• [Instructions for the task]:
Only the number should be given: how many lines below contain "spad".

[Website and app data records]

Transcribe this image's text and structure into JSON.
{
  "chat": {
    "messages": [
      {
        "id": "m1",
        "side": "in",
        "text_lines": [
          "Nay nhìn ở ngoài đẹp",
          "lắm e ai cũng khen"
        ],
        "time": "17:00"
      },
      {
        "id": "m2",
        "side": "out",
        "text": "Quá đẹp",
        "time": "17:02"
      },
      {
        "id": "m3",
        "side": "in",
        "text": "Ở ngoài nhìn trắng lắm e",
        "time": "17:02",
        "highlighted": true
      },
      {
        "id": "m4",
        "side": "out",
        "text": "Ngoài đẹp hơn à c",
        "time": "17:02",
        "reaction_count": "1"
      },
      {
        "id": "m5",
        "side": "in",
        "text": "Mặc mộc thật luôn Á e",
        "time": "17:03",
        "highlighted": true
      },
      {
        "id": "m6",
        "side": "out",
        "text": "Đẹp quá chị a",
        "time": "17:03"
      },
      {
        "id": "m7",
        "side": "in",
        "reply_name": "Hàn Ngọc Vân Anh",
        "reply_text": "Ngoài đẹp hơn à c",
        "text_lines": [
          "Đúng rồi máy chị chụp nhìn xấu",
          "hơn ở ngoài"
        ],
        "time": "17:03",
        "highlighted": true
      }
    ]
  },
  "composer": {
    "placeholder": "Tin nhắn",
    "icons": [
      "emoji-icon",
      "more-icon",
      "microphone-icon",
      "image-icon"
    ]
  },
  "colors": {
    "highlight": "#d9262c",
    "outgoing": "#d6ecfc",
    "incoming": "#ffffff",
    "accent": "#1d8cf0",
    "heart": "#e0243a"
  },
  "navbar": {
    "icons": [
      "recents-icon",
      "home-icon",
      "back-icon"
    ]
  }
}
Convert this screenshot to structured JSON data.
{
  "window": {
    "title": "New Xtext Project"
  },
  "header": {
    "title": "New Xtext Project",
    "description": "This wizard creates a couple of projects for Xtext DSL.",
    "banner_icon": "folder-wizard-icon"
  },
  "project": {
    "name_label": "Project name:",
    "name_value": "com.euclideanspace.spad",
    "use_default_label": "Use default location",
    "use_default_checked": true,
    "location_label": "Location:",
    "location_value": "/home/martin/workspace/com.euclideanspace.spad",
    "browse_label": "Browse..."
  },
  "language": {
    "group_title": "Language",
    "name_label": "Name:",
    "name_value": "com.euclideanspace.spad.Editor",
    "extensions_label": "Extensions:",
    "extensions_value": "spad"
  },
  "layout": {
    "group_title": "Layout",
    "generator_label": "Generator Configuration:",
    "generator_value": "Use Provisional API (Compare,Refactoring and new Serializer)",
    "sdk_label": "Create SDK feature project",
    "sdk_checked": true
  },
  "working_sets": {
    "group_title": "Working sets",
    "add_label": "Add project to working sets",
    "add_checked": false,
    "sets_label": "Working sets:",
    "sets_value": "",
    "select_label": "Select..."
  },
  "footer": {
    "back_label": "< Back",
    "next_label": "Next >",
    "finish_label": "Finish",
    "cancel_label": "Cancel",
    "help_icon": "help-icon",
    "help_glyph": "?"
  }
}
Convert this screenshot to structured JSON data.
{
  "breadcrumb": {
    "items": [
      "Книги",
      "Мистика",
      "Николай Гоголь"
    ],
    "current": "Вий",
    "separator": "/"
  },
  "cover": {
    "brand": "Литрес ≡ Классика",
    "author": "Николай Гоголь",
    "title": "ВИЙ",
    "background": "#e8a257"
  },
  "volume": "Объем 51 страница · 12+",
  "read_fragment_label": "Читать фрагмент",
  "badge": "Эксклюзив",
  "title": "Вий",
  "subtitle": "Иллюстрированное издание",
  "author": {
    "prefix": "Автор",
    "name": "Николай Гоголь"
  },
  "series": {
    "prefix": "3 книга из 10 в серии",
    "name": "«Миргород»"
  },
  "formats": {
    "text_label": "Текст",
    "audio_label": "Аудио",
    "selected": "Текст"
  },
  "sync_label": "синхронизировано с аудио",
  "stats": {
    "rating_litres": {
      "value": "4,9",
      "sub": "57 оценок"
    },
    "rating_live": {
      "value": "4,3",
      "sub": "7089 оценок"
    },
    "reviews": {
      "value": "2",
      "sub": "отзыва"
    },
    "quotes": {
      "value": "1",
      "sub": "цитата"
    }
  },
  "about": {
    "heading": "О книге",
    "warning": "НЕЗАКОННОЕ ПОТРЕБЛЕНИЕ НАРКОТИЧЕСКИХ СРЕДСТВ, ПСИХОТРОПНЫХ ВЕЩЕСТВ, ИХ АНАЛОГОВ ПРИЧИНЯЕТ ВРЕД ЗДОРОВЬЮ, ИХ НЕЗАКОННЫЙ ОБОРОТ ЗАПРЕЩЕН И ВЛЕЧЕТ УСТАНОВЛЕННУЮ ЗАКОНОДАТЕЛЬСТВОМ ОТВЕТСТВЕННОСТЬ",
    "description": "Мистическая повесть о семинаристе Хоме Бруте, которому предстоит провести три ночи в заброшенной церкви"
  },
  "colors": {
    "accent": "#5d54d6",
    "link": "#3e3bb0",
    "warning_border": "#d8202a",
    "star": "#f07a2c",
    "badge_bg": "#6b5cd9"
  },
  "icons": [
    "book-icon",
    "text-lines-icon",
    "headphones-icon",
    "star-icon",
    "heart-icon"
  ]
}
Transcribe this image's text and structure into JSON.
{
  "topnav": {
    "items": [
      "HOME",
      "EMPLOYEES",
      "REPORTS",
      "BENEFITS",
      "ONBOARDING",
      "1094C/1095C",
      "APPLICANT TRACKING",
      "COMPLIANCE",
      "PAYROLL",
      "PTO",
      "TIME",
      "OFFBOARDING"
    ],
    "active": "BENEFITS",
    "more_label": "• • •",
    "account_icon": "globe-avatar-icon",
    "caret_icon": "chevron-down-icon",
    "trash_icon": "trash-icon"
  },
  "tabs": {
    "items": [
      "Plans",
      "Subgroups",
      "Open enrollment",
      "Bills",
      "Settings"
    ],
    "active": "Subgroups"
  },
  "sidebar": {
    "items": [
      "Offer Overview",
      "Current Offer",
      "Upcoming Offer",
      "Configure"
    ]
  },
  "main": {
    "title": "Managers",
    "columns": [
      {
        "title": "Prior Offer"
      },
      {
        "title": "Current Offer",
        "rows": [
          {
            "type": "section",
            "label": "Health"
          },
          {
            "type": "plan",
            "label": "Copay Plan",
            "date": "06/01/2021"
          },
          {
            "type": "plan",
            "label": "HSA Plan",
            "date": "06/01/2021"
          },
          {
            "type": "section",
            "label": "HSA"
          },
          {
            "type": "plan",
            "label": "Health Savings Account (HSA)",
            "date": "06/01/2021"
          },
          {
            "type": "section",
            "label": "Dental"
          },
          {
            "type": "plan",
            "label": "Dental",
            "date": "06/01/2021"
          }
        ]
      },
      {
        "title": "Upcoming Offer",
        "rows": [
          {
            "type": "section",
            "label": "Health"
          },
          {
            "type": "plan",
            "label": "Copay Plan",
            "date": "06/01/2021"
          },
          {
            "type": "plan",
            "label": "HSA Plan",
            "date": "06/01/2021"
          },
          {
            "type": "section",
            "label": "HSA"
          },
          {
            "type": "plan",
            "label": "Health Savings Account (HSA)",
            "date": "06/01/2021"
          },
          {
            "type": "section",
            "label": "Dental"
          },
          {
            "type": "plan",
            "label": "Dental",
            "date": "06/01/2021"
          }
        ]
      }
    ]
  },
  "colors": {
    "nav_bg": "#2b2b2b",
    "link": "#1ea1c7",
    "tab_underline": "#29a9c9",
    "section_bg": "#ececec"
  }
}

• [Written answer]:
4